The Swastika Tatto is about a German U-boat crewman who is captured by the Americans during WWII and sent to a POW camp in Arizona where he labors picking cotton for a Jewish farmer and comes face-to-face with the bigotry and intolerance he learned as a Hitler Youth. Through long months of internment, his only joy is his friendship with the farmer’s son who shows him the true meaning of humanity, individualism, and democracy and just as his repatriation to Germany is in sight, his camp bunk-mate is brutally murdered and he realizes he is the next target of the hard-core Nazis who really control the Arizona prison camp.
Writing has been my passion since I sat down at my mother's old Remington typewriter at the age of ten, pecking away in the cozy kitchen nook of my grandmother’s house in Los Angeles. Since then, I’ve worked as a reporter and editor for small community newspapers in Southern California and Arizona; but my best beat was as a stringer for the Los Angeles Times Ventura County Bureau (no longer in existence) for a number of years. It was there, under the tutelage of a great editor that I really learned to write. Since then, I’ve moved into the realm of fiction with Sedona: City of Refugees and then historical fiction with The Swastika Tattoo, a book about a real German POW camp located near Phoenix during WWII. That book received an honorable mention in Reader's Favorite international book contest. My newspaper column “Gerrymandering” received a first place award from the National Newspaper Association. While awards mean one’s work is recognized and appreciated by judges, nothing thrills me more than having someone tell me they have enjoyed my books. I have recently finished my memoir, Vision of a Happy Life, and plan to bring a few chapters onto Bublish.
Rudolf hates Arizona. It is far different from the beautiful greenery of his beloved Germany. His alienation, of course, also has to do with his internal conflicts.
The Swastika Tattoo
Rudolf looked up at the darkening sky.
He loathed Camp Papago Park, not only because he was a prisoner of
war. It was more than that, so much more. The camp was incredibly
bleak for Rudolf’s German soul. His vision was accustomed to the
green of his native land that stretched as far as the eye could
see—pastures heavy with wheat, rapeseed, rye or barley, and forests
laced with wide flowing rivers. Rudolf psyche ached desperately for
home, for his beautiful Bremen located on the picturesque Weser
River. Here, in the middle of the Arizona desert, he felt as if he
inhabited an alien world, particularly with those scarred, ugly
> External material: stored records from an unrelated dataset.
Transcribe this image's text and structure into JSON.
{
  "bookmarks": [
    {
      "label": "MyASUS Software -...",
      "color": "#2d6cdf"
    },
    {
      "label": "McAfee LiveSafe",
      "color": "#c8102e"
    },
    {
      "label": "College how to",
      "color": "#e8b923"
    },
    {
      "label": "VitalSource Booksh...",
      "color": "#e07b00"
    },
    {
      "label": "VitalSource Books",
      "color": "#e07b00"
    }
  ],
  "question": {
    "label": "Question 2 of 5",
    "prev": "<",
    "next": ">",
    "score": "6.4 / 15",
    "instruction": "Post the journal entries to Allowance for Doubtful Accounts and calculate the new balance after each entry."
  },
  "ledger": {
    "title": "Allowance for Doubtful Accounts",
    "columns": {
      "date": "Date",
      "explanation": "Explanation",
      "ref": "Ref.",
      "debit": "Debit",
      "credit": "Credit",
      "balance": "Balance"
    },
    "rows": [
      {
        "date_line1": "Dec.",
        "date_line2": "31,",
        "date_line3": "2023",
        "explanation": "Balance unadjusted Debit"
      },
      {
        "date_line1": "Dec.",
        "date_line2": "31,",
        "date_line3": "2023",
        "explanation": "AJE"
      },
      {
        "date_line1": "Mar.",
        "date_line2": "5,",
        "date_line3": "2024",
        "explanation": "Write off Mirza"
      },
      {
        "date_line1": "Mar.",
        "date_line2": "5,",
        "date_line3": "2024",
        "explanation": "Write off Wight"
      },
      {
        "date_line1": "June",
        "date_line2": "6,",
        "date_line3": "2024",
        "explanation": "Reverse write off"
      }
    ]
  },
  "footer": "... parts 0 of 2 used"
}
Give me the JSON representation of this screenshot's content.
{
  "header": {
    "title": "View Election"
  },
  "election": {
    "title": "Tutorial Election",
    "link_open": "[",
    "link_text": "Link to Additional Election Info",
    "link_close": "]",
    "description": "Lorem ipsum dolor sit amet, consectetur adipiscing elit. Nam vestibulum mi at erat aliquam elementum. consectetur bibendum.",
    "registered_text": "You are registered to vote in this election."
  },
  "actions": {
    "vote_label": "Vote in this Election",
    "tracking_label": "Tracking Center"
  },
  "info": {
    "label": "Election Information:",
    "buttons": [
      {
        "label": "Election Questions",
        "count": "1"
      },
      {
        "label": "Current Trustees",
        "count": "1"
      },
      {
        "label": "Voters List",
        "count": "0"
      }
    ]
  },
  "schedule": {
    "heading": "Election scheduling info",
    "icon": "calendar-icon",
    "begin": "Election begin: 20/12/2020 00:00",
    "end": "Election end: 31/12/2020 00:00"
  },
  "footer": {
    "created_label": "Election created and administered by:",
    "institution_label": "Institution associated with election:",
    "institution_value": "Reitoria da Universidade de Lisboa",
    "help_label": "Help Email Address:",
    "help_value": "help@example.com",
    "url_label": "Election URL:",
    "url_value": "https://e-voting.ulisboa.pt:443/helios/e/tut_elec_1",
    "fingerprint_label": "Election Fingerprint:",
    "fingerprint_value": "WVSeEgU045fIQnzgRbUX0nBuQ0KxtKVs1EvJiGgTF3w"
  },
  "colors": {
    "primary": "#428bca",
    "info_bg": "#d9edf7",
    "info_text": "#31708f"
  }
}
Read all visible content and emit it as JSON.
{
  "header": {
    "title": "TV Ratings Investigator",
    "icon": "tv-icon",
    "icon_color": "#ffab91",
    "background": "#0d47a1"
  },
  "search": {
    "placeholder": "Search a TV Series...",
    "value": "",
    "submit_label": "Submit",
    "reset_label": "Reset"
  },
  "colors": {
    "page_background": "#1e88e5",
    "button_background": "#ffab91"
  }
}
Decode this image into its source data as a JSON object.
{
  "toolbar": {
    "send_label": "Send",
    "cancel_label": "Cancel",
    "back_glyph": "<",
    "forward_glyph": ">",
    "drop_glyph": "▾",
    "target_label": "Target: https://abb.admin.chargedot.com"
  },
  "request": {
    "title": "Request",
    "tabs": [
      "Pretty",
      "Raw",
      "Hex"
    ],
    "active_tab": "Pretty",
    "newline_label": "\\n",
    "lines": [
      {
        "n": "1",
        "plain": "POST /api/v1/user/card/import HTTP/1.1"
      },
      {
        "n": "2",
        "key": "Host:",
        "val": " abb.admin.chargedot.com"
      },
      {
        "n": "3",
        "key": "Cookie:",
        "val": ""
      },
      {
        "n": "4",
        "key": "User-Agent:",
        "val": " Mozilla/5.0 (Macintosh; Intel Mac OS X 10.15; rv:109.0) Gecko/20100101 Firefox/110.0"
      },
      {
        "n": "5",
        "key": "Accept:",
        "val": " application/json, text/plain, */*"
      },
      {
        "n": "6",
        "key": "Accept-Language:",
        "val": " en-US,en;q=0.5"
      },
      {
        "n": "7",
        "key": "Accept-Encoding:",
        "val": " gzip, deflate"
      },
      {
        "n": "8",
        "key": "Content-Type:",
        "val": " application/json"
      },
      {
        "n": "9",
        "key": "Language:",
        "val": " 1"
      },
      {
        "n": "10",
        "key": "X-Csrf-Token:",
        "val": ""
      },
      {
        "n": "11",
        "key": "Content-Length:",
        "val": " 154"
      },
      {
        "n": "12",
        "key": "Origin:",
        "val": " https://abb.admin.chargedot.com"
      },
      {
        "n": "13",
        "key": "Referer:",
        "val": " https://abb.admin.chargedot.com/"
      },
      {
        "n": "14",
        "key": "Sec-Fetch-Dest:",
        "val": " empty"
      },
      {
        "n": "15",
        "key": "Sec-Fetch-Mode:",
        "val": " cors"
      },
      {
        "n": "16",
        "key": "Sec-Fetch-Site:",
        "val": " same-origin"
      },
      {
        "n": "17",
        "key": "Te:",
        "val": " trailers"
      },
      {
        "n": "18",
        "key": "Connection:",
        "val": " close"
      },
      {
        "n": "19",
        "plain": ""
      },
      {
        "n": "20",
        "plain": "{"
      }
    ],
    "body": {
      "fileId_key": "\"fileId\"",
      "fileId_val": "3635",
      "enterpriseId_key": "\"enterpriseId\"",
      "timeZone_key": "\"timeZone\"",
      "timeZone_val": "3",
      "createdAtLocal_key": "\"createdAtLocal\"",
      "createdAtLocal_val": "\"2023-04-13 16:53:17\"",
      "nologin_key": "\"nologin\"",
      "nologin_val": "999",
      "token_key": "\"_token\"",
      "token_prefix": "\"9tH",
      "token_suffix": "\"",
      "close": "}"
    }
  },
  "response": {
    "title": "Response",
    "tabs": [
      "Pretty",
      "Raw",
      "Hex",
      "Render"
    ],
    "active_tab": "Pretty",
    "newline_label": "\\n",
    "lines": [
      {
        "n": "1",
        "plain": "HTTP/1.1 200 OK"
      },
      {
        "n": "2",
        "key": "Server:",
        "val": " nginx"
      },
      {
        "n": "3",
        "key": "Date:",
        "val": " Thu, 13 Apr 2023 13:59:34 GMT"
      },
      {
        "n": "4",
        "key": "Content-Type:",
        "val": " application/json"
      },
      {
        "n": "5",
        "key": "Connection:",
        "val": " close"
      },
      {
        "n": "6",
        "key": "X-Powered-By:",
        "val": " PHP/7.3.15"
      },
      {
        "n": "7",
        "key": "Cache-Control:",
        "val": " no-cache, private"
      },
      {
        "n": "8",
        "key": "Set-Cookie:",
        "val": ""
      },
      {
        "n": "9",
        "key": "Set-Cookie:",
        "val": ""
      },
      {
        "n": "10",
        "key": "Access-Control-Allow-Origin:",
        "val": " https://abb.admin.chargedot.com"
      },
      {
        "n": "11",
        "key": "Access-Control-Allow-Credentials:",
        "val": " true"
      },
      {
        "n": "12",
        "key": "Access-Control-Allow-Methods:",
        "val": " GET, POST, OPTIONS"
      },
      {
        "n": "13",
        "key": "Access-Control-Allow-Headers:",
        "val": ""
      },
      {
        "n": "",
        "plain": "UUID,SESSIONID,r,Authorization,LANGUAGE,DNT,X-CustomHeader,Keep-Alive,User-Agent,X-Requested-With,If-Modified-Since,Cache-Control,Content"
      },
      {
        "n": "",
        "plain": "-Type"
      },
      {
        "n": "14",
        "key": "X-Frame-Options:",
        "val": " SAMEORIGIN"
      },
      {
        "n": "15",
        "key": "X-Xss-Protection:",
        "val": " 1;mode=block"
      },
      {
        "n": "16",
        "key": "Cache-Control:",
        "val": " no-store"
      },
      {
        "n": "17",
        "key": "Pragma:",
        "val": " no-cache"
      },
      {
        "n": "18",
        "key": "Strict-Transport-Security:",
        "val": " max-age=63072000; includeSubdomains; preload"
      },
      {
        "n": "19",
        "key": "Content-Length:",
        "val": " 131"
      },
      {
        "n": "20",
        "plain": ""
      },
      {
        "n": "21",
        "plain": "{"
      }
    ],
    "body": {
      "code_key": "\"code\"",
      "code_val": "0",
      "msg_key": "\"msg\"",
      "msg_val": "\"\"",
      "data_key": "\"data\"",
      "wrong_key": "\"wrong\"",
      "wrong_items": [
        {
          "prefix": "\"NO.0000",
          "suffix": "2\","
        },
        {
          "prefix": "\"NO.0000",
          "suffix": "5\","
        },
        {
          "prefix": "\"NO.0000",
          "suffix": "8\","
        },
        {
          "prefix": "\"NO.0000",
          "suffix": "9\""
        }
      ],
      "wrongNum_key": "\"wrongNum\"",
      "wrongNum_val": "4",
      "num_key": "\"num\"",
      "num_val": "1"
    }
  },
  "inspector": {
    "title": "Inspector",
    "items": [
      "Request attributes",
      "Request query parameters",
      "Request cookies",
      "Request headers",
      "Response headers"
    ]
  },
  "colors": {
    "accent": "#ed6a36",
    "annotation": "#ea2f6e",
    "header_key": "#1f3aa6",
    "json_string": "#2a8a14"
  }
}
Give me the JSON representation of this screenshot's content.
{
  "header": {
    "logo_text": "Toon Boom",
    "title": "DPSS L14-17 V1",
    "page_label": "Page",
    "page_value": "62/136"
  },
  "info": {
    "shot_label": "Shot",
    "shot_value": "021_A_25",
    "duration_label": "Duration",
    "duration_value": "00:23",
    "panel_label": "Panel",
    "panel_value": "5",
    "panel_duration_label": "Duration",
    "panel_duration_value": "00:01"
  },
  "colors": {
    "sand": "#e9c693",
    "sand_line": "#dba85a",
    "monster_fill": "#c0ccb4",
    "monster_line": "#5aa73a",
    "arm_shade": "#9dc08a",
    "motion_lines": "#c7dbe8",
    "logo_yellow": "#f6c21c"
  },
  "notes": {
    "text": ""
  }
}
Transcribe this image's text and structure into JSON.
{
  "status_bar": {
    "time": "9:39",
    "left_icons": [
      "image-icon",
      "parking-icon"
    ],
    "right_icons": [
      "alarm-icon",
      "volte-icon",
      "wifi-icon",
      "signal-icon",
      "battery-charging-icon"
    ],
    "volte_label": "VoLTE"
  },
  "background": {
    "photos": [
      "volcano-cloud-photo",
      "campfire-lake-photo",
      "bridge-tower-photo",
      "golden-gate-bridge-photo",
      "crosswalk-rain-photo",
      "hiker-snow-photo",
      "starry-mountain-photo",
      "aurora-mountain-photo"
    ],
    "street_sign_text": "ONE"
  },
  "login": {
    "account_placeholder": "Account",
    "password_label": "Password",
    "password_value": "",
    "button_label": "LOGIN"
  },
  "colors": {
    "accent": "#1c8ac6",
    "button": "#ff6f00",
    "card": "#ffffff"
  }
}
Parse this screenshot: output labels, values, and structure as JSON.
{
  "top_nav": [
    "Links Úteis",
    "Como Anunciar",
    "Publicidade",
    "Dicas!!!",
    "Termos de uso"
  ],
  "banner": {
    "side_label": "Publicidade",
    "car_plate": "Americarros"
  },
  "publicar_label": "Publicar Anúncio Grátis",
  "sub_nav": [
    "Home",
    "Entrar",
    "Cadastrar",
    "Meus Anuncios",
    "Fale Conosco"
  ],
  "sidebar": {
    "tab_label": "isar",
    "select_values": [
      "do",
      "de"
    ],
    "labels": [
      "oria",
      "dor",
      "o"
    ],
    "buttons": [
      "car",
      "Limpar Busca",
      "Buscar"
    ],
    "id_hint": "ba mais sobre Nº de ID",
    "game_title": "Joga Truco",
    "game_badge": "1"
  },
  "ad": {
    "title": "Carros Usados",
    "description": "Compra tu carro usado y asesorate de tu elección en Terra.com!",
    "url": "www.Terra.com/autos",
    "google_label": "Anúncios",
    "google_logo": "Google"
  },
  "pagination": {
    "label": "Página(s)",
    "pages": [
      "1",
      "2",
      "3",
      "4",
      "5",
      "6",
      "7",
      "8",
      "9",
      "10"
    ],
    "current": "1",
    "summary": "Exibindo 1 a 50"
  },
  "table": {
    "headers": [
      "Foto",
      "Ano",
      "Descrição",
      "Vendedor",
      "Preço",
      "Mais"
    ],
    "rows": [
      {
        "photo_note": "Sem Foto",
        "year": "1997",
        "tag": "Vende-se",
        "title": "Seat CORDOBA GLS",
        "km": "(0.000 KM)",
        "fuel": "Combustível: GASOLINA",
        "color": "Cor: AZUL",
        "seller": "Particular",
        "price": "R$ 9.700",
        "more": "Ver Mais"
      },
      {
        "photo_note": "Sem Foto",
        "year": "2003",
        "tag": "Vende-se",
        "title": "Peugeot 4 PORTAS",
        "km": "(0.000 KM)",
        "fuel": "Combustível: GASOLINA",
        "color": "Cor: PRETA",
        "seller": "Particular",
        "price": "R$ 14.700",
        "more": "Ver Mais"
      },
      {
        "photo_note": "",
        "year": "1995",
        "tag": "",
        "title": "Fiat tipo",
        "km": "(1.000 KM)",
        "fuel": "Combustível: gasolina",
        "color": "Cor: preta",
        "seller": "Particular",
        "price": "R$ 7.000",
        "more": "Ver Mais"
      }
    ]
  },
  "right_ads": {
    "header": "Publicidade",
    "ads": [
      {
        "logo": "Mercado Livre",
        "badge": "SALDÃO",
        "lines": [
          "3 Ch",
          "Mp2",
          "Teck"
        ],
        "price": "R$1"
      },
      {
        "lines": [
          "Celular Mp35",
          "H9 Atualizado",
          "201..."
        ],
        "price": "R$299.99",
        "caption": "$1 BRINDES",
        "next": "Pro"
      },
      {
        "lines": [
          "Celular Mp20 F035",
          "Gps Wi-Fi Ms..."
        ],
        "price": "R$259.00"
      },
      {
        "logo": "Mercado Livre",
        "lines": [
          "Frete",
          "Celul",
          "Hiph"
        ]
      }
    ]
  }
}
hills that sat adjacent to the camp. The arid landscape of sand,
cactus, and stark rubble-strewn peaks made him irritable. The only
comfort Rudolf could summon was that he was imprisoned with his own
countrymen in this strange land.